Next followed various community members offering prayer specifically for business, agricultural and civic leaders; for military leaders, troops, law enforcement, fire service and their families; for clergy and staff; and for schools, families, and the impoverished. But there was one corporate responsorial prayer offered that, to me (and a lot of others), was the highlight of our time together. We were lead in this prayer by Dr. Stacy McAfee, Associate Vice President for External Relations at UOP. I spoke with her after the breakfast and told her how much I appreciated this prayer. The opening part of the prayer began like this: “Heavenly Father, we are human, and struggle at times to obey your commandments when it is easy to ignore them. As community leaders we humble ourselves today and ask first for your forgiveness for our transgressions as we forgive those who transgress against us. Humble our hearts as we pray for our nation’s Leaders, Families, Neighbors and ourselves with fervor and sincerity. Lord, we thank you for wisdom, understanding, and for your Holy Word.

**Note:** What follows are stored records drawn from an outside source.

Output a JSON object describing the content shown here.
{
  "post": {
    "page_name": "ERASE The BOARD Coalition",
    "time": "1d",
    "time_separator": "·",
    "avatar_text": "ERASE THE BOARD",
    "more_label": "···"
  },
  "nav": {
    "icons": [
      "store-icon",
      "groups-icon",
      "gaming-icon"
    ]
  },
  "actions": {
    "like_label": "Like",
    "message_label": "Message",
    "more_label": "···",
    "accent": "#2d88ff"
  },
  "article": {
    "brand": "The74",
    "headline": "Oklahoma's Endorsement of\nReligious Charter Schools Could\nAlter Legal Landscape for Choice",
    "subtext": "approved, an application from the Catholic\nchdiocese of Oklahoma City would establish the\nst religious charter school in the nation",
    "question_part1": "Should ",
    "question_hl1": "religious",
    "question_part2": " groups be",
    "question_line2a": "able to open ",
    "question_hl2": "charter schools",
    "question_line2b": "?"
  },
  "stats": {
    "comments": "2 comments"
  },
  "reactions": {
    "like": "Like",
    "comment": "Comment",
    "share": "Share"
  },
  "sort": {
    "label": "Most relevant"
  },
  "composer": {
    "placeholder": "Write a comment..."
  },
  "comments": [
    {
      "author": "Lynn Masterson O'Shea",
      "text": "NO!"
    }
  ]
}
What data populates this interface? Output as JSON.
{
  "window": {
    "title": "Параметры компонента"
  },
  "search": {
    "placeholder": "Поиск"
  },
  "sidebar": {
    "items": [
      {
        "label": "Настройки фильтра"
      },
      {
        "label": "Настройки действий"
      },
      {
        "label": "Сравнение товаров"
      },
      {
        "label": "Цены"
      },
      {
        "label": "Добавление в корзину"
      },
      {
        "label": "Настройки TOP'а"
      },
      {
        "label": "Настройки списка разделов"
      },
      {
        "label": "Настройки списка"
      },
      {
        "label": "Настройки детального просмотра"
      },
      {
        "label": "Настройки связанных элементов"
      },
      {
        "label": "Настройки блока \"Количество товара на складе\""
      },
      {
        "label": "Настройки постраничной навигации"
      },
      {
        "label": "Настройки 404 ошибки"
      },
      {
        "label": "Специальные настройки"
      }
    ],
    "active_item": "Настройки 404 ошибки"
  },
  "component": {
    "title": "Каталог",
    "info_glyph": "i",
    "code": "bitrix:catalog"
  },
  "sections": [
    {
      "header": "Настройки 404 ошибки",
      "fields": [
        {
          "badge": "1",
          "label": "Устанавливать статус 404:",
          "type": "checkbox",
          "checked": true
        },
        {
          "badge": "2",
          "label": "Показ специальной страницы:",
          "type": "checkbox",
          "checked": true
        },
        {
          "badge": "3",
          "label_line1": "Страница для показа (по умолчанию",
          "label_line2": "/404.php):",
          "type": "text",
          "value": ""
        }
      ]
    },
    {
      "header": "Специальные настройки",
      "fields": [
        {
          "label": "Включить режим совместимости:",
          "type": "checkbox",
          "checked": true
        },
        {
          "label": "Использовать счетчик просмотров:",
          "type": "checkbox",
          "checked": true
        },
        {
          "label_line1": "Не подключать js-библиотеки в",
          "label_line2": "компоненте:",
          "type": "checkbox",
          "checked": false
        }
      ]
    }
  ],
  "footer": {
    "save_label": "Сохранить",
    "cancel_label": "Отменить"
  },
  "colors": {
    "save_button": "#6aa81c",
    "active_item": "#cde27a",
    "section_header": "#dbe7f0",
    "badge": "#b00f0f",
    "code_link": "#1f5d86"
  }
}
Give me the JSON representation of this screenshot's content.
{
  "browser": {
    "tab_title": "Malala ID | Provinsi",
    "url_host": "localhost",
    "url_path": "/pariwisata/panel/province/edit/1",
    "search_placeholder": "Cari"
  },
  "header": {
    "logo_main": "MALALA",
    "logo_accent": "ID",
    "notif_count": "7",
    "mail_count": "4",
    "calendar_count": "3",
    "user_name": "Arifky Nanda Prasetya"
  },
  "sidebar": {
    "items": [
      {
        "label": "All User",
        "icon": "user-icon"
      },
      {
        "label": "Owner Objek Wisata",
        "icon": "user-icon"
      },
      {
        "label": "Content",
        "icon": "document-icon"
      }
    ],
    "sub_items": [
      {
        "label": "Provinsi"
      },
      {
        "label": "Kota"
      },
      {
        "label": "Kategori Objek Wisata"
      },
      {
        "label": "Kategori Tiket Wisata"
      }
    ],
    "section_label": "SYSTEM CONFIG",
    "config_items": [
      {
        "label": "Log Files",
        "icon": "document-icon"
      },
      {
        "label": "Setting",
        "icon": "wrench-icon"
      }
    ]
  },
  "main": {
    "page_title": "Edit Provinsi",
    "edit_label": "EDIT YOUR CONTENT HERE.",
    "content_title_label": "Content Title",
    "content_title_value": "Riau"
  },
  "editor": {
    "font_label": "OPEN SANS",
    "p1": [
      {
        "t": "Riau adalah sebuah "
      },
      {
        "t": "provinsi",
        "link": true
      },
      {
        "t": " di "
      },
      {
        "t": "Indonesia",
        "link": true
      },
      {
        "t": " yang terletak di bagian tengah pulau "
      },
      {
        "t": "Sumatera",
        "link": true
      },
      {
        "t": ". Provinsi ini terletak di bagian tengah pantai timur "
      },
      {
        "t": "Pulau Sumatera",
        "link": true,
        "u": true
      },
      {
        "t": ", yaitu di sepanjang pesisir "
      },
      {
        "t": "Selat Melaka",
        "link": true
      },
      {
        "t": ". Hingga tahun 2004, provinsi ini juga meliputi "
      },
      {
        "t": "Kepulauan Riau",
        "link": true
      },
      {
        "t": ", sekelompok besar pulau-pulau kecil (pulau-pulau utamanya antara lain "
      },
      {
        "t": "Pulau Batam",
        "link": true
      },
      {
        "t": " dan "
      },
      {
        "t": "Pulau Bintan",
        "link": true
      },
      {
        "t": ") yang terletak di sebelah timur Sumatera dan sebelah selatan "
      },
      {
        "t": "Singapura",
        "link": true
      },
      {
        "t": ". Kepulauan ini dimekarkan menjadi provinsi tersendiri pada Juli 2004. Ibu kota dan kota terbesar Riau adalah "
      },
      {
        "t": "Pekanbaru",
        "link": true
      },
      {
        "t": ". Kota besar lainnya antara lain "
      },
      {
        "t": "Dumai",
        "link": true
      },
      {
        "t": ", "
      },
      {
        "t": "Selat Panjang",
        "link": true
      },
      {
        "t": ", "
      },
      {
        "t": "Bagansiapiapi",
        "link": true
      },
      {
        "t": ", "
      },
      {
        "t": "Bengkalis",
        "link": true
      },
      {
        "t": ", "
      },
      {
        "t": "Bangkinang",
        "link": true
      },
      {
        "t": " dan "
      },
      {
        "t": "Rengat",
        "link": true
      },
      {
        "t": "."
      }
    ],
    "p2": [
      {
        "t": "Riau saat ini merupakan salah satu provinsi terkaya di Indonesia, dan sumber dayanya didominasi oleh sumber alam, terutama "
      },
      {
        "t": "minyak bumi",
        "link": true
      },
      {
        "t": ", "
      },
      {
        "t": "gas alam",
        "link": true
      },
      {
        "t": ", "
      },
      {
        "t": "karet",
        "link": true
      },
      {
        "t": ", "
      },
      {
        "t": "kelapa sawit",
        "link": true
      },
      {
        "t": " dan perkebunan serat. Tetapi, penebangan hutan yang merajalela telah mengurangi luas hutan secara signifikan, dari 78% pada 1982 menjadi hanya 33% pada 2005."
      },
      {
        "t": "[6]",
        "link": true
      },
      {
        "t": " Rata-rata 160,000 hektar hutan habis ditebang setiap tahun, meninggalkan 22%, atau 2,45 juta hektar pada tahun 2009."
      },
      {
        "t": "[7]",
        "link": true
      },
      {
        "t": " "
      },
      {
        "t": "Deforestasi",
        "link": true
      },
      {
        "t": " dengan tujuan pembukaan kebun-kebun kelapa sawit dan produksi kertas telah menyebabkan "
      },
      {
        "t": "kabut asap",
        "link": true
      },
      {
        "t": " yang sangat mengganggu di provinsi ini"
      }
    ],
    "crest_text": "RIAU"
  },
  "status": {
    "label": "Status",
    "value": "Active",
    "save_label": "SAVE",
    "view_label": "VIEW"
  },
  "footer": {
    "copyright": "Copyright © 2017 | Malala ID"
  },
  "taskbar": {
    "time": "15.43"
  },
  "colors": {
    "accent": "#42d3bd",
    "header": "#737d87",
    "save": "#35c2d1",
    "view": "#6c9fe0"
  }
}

Bless us with courage, strength, and boldness to be agents of change you have called and ordained us to be.” The assembled responded with, “Lord, hear our prayer.”

The keynote speaker for our breakfast was Hercules! Well, not really, but the man who played the character of Hercules in the hit TV show, Hercules: The Legendary Journeys, ran for seven seasons. I was very interested in hearing what Kevin Sorbo had to share. I don’t think I ever watched one of the Hercules programs, but I certainly recognized his face. And Isaura and I did watch the movie he was in, God’s Not Dead! where he plays a very convincing college professor who is an avowed atheist. It was wonderfully done and I highly recommend it. In chatting with him during the book signing, he said he believes the best of the movies about faith that he’s done is What If. We’ll be watching it soon, you can be sure of that!

Besides being a highly successful actor, he is also a director, producer, and author. I had heard some time back that Kevin had become gravely ill, never realizing just how close to death he came until I listened that morning to his story. I could not begin to do it justice in the space I have, but you can read it in his recently released book, True Strength: My journey from Hercules to mere mortal and how nearly dying saved my life.

Listening to Kevin share his story, particularly how his near death experience following numerous strokes brought him to faith in Jesus, I was struck by how down-to-earth he was in sharing his struggles. He is humble about the entire ordeal but isn’t hesitant to share it with you.

So pick up a copy of his book, and watch the two movies I mentioned. You’ll be blessed!

Psalm for the Day